== Exercise data ==

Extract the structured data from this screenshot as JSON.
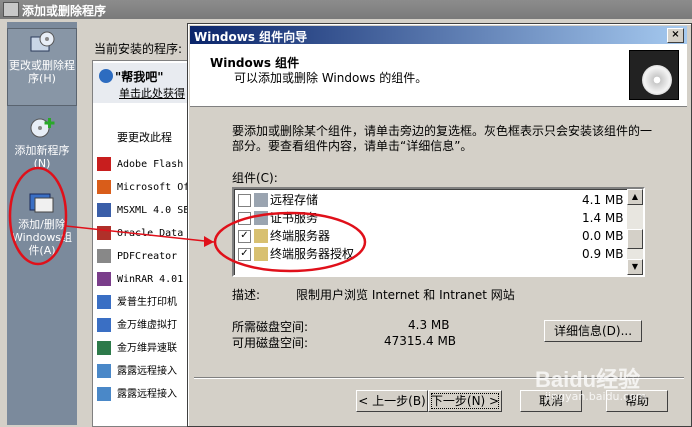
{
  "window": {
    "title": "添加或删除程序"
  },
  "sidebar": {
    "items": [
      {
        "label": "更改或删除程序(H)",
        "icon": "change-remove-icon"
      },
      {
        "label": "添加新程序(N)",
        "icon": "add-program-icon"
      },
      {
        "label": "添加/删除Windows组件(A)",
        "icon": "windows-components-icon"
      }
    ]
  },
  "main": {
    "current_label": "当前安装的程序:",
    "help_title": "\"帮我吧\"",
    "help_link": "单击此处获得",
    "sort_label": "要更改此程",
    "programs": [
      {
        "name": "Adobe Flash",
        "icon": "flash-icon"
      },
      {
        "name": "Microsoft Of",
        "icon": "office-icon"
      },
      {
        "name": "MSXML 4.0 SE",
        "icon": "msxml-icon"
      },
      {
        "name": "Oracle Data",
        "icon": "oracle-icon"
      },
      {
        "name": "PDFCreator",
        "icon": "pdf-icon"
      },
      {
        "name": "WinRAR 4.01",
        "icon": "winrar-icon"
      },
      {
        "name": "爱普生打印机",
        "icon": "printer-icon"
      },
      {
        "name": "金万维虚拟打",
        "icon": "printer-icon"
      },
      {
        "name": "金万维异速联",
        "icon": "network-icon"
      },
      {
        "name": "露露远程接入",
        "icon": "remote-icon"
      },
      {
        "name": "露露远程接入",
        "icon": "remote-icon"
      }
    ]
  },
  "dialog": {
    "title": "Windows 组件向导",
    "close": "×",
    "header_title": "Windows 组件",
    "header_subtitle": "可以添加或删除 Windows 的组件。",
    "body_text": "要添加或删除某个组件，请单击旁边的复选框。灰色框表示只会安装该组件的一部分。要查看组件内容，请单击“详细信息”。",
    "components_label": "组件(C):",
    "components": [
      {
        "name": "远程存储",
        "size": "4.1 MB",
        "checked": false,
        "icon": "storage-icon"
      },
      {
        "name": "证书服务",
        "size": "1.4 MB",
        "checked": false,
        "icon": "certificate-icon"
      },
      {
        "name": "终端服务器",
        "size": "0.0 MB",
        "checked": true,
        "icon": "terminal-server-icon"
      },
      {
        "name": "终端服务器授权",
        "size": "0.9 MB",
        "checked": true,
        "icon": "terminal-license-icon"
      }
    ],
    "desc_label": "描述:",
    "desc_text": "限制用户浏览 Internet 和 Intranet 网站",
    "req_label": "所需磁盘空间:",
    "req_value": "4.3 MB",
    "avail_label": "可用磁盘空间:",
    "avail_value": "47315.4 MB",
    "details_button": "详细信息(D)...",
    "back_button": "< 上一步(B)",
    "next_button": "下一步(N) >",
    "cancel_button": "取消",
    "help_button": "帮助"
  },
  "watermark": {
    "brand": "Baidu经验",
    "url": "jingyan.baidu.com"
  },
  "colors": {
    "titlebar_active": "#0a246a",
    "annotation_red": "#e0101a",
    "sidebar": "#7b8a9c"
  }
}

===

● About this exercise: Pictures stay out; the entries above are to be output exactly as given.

● Result for this exercise:
Extract the structured data from this screenshot as JSON.
{
  "window": {
    "title": "添加或删除程序"
  },
  "sidebar": {
    "items": [
      {
        "label": "更改或删除程序(H)",
        "icon": "change-remove-icon"
      },
      {
        "label": "添加新程序(N)",
        "icon": "add-program-icon"
      },
      {
        "label": "添加/删除Windows组件(A)",
        "icon": "windows-components-icon"
      }
    ]
  },
  "main": {
    "current_label": "当前安装的程序:",
    "help_title": "\"帮我吧\"",
    "help_link": "单击此处获得",
    "sort_label": "要更改此程",
    "programs": [
      {
        "name": "Adobe Flash",
        "icon": "flash-icon"
      },
      {
        "name": "Microsoft Of",
        "icon": "office-icon"
      },
      {
        "name": "MSXML 4.0 SE",
        "icon": "msxml-icon"
      },
      {
        "name": "Oracle Data",
        "icon": "oracle-icon"
      },
      {
        "name": "PDFCreator",
        "icon": "pdf-icon"
      },
      {
        "name": "WinRAR 4.01",
        "icon": "winrar-icon"
      },
      {
        "name": "爱普生打印机",
        "icon": "printer-icon"
      },
      {
        "name": "金万维虚拟打",
        "icon": "printer-icon"
      },
      {
        "name": "金万维异速联",
        "icon": "network-icon"
      },
      {
        "name": "露露远程接入",
        "icon": "remote-icon"
      },
      {
        "name": "露露远程接入",
        "icon": "remote-icon"
      }
    ]
  },
  "dialog": {
    "title": "Windows 组件向导",
    "close": "×",
    "header_title": "Windows 组件",
    "header_subtitle": "可以添加或删除 Windows 的组件。",
    "body_text": "要添加或删除某个组件，请单击旁边的复选框。灰色框表示只会安装该组件的一部分。要查看组件内容，请单击“详细信息”。",
    "components_label": "组件(C):",
    "components": [
      {
        "name": "远程存储",
        "size": "4.1 MB",
        "checked": false,
        "icon": "storage-icon"
      },
      {
        "name": "证书服务",
        "size": "1.4 MB",
        "checked": false,
        "icon": "certificate-icon"
      },
      {
        "name": "终端服务器",
        "size": "0.0 MB",
        "checked": true,
        "icon": "terminal-server-icon"
      },
      {
        "name": "终端服务器授权",
        "size": "0.9 MB",
        "checked": true,
        "icon": "terminal-license-icon"
      }
    ],
    "desc_label": "描述:",
    "desc_text": "限制用户浏览 Internet 和 Intranet 网站",
    "req_label": "所需磁盘空间:",
    "req_value": "4.3 MB",
    "avail_label": "可用磁盘空间:",
    "avail_value": "47315.4 MB",
    "details_button": "详细信息(D)...",
    "back_button": "< 上一步(B)",
    "next_button": "下一步(N) >",
    "cancel_button": "取消",
    "help_button": "帮助"
  },
  "watermark": {
    "brand": "Baidu经验",
    "url": "jingyan.baidu.com"
  },
  "colors": {
    "titlebar_active": "#0a246a",
    "annotation_red": "#e0101a",
    "sidebar": "#7b8a9c"
  }
}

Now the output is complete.